Other members of antitax groups, who believe in a constitutional right not to pay a federal income tax, have attacked the Internal Revenue Service in previous instances. In February 2010, a man flew a small plane into the IRS building in Austin, Texas, killing himself and one other person.
And in that last incident, the pilot who crashed his plane in the IRS building left a long, rambling manifesto that concluded:
I saw it written once that the definition of insanity is repeating the same process over and over and expecting the outcome to suddenly be different. I am finally ready to stop this insanity. Well, Mr. Big Brother IRS man, let’s try something different; take my pound of flesh and sleep well.
The communist creed: From each according to his ability, to each according to his need.
The capitalist creed: From each according to his gullibility, to each according to his greed.
Joe Stack (1956-2010)
Meanwhile, Stacy McCain boils the Politico’s Dylan Byers’ latest post down to its essence:
While doing a search for more coverage to include in my updated aggregation, I happened upon this ghoulish blog post by Politico‘s media critic Dylan Byers:
For many journalists I’ve spoken with today, this ignorance is tortuous.
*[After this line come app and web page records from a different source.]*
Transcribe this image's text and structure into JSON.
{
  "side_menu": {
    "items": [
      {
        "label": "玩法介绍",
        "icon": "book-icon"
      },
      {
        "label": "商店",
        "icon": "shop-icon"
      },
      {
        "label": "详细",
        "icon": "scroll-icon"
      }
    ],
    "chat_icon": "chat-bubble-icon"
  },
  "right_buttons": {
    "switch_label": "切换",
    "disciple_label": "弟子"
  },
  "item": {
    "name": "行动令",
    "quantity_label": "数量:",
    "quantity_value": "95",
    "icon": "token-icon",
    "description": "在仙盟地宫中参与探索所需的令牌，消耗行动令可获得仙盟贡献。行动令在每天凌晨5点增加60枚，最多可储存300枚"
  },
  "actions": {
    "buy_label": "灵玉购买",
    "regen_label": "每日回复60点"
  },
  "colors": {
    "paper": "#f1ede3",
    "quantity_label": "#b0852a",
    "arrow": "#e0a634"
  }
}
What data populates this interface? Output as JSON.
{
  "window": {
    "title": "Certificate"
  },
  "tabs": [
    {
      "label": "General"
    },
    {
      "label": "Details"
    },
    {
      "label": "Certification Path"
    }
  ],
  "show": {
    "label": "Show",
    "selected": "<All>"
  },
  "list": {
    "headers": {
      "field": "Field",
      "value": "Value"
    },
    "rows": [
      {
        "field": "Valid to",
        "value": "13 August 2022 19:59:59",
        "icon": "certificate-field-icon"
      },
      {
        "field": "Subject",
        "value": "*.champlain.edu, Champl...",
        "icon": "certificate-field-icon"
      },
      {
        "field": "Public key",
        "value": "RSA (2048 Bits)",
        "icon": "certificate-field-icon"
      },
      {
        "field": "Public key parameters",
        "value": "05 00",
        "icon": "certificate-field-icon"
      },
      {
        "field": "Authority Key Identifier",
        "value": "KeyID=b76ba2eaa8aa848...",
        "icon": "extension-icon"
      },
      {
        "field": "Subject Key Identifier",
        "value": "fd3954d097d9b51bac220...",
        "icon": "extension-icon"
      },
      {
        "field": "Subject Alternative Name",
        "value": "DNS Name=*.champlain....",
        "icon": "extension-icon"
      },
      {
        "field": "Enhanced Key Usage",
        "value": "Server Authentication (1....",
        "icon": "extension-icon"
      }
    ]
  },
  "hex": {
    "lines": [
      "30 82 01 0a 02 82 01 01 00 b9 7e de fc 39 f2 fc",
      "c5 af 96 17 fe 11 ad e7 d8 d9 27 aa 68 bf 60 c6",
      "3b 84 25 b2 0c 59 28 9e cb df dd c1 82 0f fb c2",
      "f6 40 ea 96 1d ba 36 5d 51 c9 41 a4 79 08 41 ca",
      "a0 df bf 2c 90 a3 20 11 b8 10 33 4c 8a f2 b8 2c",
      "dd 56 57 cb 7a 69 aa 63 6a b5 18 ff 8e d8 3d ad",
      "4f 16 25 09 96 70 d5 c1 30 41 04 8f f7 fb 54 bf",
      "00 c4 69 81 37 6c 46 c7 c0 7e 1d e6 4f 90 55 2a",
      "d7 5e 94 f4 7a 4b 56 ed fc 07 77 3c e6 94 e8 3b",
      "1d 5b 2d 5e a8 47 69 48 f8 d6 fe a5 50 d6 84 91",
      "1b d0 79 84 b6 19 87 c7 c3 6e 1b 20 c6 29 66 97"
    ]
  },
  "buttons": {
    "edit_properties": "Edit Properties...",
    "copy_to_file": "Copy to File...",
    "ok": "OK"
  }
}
The identification of the attacker(s) and the reasons for the attack will likely have enormous political (and potentially geoplitical) ramifications, which will vary greatly depending on whether the attacker(s) is domestic or foreign, acting alone or as part of an organization. We’re standing on the verge of a very important national conversation about something, and we have no idea what it is.
To translate: By “a very important national conversation,” of course Dylan Byers means, another chance to turn a horrible tragedy into a political talking point.
On the flip-side, as Allahpundit warns, linking to the same National Journal article we quoted above:
But wait. Didn’t Eric Rudolph bomb random civilians at a concert during the Olympics, an event kinda sorta like the Boston Marathon? Sure, says National Journal — but he wasn’t part of a group. Their real argument here, in other words, isn’t that a domestic terrorist didn’t do it, it’s that if one did, he probably wasn’t being sponsored or supported somehow by an organization. (BuzzFeed actually dialed up a few militias this morning and got denunciations of the Boston attack across the board.) Note that well, because if the bomber turns out to be domestic, the idea that he doesn’t represent any larger movement will instantly go straight into the toilet.